To best appreciate the very-advanced V-173 design concept, one must go back to 1930 when Charles Zimmerman graduated from the University of Kansas with a degree in electrical engineering and an introductory course in aerodynamics that helped him secure a job with NACA. Initially, Zimmerman made a name for himself by designing a free-spinning wind tunnel and then a free-flight wind tunnel.
What made airplanes fly was the stuff that young NACA engineers lived and breathed. This fascination led Zimmerman to design the V-173 as a flying wing, to minimize wetted area and parasite drag, and to put the propellers at the wing tips, rotating so as to oppose induced drag. It was known that a finite aspect ratio wing had a bound lifting vortex along the quarter chord line which, when viewed from the rear, rotates clockwise at the port (left) wing tip, and counterclockwise at the starboard (right) wing tip, causing downwash aft and rotates the lift vector back to cause induced drag such that:
CDi = CL2/pe Aspect Ratio
Where “e” is the airplane efficiency factor determined by wind tunnel test.
Zimmerman knew that a right-hand propeller generates a strong right rotational component to the slipstream. Hence, a right-hand propeller on the starboard wing tip and a left-hand propeller on the port wing tip should reduce induced drag. The theory of wing lift and induced drag, together with experimental data available for propeller slipstream rotation lead to:
CDi = CL2/pe (1-FOO) Aspect Ratio
That’s right, it was called “FOO Factor” or FQ , and had theoretical values from 0 to 1 or more, depending on shaft horsepower. With power off, FOO=0 and induced drag was proportional to lift coefficient squared and inversely proportional to wing aspect ratio.

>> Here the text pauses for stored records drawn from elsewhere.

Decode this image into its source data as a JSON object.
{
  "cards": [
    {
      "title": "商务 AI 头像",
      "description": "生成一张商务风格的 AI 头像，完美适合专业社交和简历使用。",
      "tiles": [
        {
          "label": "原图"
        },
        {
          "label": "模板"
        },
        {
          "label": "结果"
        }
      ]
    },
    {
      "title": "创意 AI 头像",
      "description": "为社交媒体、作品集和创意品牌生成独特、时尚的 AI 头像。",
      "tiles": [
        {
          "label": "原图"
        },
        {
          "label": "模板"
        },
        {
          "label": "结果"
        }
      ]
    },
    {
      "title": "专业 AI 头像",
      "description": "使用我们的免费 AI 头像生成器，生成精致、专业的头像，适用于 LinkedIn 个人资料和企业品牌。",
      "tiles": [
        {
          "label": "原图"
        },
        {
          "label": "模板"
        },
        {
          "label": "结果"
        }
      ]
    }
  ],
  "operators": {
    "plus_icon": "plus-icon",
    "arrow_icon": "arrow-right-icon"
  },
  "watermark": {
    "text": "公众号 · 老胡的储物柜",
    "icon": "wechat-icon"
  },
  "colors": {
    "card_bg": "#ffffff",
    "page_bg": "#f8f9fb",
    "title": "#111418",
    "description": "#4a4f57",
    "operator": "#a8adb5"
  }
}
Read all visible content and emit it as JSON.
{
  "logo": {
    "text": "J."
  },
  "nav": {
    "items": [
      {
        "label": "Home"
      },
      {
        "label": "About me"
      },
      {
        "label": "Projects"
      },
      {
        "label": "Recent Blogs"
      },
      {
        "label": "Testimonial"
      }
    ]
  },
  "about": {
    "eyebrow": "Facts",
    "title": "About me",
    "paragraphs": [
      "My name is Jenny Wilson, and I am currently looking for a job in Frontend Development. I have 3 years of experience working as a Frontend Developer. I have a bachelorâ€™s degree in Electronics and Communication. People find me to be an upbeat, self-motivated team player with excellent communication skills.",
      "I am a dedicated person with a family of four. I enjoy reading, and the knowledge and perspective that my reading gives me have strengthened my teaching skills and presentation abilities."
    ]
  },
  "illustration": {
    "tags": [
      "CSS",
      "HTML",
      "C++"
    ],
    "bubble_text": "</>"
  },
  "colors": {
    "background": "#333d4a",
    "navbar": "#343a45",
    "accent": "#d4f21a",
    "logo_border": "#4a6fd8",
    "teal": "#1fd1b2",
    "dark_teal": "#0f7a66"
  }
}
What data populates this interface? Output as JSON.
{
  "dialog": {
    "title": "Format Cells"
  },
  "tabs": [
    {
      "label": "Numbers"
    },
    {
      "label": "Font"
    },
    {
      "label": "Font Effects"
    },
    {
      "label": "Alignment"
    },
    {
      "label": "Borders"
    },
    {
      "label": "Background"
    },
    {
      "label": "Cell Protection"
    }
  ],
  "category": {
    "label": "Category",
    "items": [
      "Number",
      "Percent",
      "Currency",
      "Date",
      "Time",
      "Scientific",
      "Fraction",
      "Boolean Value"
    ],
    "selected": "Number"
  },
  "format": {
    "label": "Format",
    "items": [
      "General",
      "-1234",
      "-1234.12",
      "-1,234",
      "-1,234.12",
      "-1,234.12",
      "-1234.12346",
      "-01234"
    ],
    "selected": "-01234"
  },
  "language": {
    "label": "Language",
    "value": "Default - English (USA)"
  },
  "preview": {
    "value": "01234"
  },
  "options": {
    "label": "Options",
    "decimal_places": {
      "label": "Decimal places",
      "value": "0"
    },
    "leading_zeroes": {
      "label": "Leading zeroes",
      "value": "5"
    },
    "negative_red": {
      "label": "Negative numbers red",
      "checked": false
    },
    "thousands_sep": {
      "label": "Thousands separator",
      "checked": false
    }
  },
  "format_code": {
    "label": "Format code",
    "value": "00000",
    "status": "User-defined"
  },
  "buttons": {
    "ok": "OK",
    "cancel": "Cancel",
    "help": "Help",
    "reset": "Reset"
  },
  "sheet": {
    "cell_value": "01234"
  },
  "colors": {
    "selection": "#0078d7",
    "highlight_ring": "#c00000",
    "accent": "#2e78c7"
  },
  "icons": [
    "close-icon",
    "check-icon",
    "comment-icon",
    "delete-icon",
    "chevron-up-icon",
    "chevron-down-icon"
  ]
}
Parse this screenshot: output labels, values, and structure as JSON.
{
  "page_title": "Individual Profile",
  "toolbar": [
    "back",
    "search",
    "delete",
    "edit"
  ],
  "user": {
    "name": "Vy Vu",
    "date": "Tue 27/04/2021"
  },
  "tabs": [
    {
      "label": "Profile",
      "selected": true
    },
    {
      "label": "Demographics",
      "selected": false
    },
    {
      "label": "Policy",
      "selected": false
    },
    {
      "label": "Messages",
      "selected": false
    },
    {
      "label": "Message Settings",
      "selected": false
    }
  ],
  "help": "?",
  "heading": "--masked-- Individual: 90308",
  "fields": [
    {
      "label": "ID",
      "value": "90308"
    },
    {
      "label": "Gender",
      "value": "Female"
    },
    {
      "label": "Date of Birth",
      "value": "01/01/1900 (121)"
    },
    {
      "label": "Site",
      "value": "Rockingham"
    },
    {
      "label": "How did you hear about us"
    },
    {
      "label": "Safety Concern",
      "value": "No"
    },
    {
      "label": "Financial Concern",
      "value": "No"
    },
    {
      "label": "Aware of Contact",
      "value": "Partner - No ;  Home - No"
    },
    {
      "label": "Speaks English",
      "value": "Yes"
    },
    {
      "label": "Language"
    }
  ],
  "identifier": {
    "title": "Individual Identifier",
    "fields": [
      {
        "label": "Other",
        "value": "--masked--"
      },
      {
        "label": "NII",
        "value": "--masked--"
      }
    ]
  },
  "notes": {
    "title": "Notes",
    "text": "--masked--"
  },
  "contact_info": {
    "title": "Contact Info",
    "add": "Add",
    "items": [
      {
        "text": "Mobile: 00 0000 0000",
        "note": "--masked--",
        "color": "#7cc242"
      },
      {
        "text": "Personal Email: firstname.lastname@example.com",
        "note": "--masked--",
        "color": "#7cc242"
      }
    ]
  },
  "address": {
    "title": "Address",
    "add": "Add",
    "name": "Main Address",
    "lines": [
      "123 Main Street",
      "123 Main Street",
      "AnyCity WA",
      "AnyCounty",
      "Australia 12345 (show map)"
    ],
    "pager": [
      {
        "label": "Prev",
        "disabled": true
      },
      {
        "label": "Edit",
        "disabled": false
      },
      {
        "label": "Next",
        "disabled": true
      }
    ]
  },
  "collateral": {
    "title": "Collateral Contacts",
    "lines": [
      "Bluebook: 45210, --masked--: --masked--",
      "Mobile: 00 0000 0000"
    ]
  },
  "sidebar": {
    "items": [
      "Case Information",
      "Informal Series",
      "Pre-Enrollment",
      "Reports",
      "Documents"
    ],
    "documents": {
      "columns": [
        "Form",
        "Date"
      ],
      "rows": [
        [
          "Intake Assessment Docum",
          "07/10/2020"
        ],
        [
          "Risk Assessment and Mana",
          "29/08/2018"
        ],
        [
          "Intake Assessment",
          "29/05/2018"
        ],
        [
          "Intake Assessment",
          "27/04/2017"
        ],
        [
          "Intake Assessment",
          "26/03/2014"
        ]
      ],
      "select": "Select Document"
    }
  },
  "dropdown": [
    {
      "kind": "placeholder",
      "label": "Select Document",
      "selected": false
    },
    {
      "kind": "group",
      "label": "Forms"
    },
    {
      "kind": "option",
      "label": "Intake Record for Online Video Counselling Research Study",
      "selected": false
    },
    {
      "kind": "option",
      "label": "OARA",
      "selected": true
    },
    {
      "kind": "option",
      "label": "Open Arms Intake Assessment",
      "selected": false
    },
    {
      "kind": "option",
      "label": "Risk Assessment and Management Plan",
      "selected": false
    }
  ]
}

In a high-powered climb, FOO could be greater than one and induced drag became induced thrust. This was true not only theoretically, but actually, as shown by powered tests of a 1/3-scale V-173 model in the Langley full-scale wind tunnel (December 1941). Numerous free-flight (rubber-band and electricpowered) and captive wind tunnel tests were conducted between 1933 and 1943. These tests showed that:
Twin fins and rudders were always part of the design for directional stability and control.